> **Exercise directions**: Within the records below, find each line that holds the string "JSON", then copy it.

------------------------------

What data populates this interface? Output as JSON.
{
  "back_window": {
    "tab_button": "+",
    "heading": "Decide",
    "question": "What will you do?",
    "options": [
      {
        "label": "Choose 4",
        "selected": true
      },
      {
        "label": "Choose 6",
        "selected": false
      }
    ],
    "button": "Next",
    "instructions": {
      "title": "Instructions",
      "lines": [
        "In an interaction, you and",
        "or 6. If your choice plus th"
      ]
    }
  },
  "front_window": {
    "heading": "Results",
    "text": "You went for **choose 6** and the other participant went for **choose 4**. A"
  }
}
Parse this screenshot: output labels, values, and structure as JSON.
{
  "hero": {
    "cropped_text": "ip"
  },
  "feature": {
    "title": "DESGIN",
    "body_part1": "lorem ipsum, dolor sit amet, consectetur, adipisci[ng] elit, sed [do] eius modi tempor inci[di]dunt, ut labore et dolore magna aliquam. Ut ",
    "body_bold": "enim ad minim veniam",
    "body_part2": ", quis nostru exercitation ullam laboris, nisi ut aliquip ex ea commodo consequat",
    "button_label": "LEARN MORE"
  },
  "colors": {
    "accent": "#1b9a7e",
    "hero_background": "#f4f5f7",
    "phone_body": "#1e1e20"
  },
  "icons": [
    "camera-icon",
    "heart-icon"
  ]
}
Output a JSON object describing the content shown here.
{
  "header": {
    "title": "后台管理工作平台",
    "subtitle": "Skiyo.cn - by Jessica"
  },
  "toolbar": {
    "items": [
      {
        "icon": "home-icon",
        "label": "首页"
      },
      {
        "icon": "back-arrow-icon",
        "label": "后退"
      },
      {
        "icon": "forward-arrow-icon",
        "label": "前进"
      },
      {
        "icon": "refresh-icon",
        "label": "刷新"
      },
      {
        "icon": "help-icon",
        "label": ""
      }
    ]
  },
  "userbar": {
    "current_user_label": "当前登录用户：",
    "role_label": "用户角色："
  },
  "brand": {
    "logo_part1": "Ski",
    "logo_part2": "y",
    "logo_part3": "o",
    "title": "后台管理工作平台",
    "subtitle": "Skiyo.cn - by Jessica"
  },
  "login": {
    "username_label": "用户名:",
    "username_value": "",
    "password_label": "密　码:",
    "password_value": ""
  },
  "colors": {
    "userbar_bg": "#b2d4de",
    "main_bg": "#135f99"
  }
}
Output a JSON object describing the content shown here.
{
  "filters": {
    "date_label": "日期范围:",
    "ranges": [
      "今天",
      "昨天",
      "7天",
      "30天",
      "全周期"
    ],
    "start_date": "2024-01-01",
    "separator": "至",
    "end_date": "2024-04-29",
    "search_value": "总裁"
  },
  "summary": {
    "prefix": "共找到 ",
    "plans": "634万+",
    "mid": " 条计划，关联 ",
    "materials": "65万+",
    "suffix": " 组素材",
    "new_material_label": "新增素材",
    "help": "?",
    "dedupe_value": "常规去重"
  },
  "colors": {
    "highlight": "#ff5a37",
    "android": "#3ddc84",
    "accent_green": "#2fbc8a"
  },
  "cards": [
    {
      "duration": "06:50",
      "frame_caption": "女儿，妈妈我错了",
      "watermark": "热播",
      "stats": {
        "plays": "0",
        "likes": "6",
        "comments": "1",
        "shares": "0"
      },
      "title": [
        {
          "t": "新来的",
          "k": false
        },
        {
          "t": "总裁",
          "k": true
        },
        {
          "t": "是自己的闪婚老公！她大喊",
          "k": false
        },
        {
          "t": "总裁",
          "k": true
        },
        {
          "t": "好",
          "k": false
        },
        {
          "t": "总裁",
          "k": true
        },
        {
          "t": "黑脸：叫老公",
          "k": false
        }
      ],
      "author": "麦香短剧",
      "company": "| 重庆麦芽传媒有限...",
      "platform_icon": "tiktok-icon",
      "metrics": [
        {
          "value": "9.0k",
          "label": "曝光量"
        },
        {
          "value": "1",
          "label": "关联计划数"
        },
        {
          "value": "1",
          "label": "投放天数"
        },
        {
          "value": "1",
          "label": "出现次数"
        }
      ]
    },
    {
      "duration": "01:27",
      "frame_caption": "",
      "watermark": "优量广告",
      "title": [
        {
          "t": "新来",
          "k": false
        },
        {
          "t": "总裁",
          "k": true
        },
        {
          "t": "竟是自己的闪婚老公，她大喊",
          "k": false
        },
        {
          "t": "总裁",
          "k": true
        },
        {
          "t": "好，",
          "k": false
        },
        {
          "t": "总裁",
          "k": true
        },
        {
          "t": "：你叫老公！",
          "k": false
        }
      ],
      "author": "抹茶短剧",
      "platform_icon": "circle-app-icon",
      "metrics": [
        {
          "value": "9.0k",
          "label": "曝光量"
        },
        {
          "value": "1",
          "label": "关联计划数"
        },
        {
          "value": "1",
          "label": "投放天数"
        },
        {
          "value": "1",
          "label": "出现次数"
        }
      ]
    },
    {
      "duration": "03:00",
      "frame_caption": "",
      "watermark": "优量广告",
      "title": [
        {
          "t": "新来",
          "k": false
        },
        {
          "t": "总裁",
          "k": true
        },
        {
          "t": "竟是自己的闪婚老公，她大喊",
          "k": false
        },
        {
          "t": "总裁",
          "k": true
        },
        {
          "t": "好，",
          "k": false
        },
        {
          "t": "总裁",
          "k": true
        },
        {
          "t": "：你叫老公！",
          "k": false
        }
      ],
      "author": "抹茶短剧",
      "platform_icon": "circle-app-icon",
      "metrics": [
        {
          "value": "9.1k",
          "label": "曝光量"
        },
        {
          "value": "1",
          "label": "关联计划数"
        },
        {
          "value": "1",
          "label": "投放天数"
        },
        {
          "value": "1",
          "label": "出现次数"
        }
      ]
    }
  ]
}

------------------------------

> **Response**:
What data populates this interface? Output as JSON.
Parse this screenshot: output labels, values, and structure as JSON.
Output a JSON object describing the content shown here.
Output a JSON object describing the content shown here.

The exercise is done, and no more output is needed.